Read these 4 Teaching Scholarships Tips tips to make your life smarter, better, faster and wiser. Each tip is approved by our Editors and created by expert writers so great we call them Gurus. LifeTips is the place to go when you need to know about Scholarship tips and hundreds of other topics.
Teachers are in demand in every state. Students who have the calling to become a teacher are usually offered a plethora of scholarship opportunities.
Most states offer a scholarship program that requires a commitment to teach in that state for a certain amount of time after graduation. Teaching organizations have scholarships for all levels of interest from pre-school to secondary education.
With the demand for teachers so high, most states offer some sort of forgiveness/cancellation of loans. Each state has a different formula, but the general guideline is that a certain amount of money will be cancelled per year spent teaching in that state.
Federal forgiveness programs also offer relief for teachers who work in low income areas, special education teachers, and teachers who concentrate in certain "in demand" subjects such as the foreign languages, math and science.

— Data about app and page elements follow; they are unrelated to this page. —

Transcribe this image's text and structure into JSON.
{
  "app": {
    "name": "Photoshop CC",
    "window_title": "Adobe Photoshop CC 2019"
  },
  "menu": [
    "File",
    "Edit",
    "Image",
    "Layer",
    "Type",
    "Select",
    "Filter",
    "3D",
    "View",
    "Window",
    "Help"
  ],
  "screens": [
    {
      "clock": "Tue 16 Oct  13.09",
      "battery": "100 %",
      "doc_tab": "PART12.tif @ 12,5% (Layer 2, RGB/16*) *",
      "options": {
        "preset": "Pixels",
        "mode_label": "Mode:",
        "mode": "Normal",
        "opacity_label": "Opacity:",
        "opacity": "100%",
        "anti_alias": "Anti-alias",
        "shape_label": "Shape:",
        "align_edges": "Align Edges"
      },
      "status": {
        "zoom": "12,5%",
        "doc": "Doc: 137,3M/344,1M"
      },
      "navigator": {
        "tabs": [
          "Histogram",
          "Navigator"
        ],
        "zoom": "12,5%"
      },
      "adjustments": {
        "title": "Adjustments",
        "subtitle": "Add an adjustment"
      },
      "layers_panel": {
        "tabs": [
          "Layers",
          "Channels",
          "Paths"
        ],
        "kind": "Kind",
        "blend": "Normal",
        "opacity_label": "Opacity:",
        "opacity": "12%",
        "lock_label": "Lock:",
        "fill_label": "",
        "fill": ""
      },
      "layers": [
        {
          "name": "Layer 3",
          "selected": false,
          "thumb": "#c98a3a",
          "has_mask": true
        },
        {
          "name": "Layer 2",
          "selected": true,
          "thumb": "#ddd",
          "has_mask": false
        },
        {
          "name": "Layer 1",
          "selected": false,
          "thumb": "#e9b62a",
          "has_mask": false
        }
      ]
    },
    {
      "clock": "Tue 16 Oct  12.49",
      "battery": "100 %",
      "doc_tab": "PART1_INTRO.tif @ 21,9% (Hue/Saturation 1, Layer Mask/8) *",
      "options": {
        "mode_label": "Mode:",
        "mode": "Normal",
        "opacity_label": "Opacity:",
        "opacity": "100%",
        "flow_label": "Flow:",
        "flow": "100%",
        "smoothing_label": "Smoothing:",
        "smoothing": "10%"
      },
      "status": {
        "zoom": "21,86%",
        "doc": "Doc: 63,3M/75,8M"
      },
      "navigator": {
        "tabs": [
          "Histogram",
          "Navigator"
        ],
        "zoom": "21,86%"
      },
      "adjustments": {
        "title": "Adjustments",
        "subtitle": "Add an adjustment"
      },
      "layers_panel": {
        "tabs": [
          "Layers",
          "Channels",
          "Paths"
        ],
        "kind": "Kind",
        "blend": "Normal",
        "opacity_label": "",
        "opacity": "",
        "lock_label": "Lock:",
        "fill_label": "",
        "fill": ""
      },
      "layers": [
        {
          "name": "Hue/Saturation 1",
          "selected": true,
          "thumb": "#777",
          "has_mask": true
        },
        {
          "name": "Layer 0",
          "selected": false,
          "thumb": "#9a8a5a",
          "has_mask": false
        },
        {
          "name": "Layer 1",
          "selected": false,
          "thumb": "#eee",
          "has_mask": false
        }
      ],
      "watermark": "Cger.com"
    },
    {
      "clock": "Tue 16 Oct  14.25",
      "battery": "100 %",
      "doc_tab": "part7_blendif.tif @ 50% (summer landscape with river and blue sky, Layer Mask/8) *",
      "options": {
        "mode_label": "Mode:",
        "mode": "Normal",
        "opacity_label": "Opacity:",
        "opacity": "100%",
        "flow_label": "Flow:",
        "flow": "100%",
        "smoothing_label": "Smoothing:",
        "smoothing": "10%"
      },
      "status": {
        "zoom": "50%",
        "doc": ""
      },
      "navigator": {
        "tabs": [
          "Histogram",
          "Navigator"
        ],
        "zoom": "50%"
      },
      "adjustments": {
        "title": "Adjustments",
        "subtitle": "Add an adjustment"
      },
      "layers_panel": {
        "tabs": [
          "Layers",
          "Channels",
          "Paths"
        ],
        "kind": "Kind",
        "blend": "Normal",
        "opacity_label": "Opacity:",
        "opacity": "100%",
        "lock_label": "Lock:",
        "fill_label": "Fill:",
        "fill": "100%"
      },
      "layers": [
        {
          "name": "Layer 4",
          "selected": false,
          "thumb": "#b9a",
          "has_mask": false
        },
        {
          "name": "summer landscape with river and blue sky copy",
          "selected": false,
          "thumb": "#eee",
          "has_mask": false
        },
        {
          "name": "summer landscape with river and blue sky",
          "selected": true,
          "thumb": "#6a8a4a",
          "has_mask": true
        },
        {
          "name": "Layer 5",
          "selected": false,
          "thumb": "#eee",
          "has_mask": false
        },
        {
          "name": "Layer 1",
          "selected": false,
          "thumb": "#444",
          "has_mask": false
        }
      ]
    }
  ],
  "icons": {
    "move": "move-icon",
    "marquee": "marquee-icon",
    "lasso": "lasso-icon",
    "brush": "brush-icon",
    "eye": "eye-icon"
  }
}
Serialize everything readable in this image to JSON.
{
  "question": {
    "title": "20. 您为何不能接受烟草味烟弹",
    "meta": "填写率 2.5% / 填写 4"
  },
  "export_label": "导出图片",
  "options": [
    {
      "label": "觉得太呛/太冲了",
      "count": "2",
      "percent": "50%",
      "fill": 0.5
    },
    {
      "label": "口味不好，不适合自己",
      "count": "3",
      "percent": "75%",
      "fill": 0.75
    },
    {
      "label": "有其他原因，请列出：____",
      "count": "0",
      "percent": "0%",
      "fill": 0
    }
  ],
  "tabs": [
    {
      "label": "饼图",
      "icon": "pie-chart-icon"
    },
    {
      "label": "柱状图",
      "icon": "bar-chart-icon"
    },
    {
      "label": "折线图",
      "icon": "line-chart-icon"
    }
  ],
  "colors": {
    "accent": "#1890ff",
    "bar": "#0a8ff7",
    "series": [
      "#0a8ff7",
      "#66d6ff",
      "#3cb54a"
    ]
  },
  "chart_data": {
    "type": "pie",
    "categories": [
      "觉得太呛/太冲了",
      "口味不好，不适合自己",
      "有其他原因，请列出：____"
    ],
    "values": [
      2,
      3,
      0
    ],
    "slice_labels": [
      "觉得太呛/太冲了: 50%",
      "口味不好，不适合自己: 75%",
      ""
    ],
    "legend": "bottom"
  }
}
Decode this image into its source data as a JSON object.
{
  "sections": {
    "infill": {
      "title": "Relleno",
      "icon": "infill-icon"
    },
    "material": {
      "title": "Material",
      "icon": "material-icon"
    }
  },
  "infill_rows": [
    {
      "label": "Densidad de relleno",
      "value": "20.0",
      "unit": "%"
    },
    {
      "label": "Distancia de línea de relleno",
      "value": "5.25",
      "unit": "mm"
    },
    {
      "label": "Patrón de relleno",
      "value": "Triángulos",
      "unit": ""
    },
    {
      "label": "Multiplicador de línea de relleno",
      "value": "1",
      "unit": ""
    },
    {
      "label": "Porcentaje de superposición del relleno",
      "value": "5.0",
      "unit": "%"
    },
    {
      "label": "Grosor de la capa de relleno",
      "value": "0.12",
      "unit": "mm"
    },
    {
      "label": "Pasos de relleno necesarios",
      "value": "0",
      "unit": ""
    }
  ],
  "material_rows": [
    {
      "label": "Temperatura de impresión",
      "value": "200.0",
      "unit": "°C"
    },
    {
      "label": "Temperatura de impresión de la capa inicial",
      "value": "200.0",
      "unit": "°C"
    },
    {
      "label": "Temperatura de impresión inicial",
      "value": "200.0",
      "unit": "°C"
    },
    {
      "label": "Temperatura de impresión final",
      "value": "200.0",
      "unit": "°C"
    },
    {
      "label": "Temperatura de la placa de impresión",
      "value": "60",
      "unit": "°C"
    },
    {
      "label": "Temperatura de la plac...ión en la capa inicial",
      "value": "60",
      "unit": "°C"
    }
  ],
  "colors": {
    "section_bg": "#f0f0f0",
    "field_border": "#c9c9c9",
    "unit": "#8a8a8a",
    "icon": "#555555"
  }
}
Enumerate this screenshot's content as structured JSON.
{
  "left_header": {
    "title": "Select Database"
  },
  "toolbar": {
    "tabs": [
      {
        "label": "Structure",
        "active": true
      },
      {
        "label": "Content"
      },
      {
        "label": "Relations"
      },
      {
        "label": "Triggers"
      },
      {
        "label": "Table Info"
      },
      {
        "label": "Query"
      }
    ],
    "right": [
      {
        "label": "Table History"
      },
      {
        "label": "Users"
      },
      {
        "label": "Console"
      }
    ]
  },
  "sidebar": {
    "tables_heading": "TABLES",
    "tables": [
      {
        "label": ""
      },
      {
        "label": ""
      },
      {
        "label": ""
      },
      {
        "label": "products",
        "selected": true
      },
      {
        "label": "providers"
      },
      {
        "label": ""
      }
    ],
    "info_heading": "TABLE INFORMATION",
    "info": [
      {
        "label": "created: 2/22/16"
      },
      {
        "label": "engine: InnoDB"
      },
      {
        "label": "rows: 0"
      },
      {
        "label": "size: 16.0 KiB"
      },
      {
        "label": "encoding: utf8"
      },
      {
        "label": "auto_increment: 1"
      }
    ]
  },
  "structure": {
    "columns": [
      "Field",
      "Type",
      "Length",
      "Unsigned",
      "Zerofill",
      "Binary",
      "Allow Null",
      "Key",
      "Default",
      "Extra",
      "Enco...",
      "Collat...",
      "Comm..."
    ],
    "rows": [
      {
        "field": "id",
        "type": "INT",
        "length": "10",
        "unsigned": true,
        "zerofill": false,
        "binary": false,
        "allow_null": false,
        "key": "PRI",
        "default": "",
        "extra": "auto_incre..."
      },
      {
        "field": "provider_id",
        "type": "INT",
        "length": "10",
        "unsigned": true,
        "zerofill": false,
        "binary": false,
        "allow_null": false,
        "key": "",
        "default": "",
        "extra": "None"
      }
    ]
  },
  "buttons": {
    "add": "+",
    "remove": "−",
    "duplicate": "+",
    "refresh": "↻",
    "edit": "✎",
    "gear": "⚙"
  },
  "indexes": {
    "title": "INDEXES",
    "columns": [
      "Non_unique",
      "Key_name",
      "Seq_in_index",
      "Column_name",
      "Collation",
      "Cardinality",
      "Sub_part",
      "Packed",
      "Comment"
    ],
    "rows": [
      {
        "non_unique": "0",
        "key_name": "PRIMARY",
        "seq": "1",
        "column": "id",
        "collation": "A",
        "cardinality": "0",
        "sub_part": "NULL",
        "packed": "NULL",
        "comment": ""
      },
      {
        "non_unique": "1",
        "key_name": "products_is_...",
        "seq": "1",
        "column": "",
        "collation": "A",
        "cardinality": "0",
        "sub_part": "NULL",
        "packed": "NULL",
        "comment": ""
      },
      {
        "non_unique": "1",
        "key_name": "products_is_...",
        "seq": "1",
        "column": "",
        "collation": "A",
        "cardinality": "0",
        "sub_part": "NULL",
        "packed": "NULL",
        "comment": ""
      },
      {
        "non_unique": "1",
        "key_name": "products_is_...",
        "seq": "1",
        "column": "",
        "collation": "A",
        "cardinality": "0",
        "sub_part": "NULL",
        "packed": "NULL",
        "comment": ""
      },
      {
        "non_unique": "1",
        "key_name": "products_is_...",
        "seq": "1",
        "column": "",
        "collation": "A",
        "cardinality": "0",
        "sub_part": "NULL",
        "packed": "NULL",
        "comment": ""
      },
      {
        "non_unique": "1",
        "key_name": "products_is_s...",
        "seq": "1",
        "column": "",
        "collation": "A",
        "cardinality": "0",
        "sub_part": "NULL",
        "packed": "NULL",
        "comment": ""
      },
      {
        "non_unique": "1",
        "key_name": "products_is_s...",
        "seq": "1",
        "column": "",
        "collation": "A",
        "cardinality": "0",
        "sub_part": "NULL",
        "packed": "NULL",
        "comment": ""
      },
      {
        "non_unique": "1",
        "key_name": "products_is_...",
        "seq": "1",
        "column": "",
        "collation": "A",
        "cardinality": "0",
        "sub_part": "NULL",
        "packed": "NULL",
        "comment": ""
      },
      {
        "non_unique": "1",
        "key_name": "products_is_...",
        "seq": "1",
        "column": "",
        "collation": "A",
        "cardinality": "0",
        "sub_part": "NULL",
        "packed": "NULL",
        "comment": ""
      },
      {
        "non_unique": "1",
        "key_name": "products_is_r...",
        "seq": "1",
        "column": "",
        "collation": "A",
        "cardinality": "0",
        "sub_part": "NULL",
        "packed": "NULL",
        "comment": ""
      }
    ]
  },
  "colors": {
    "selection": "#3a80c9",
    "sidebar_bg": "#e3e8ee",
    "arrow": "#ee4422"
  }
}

North Carolina offers many scholarships to lure in good teachers. While North Carolina does not offer a cancellation or forgiveness program, there are 4 very impressive programs that they do offer:
• The Prospective Teacher Scholarship Loan offers $2500 per academic year for full-time students.
• The Robert C. Bryd Honors Scholarship awards 160 scholarships of $1500 each based on academic achievement.
• The Teacher Assistant Scholarship Loan offers up to $3500 for full time assistants attending community college.
• The North Carolina Assembly offers the Teacher Assistant Scholarship Fund which awards up to $1800.
The PROMISE Teacher Scholarship is an division of Georgia's HOPE Scholarship. The PROMISE provides forgivable loans for teacher who want to teach in Georgia. After graduation, student agree to teach 1 academic year in Georgia for every $1500 awarded. If at anytime the teacher chooses to leave Georgia, the balance is due in full to the Georgia Department of Education.
|Jennifer Mathes, Ph.D.|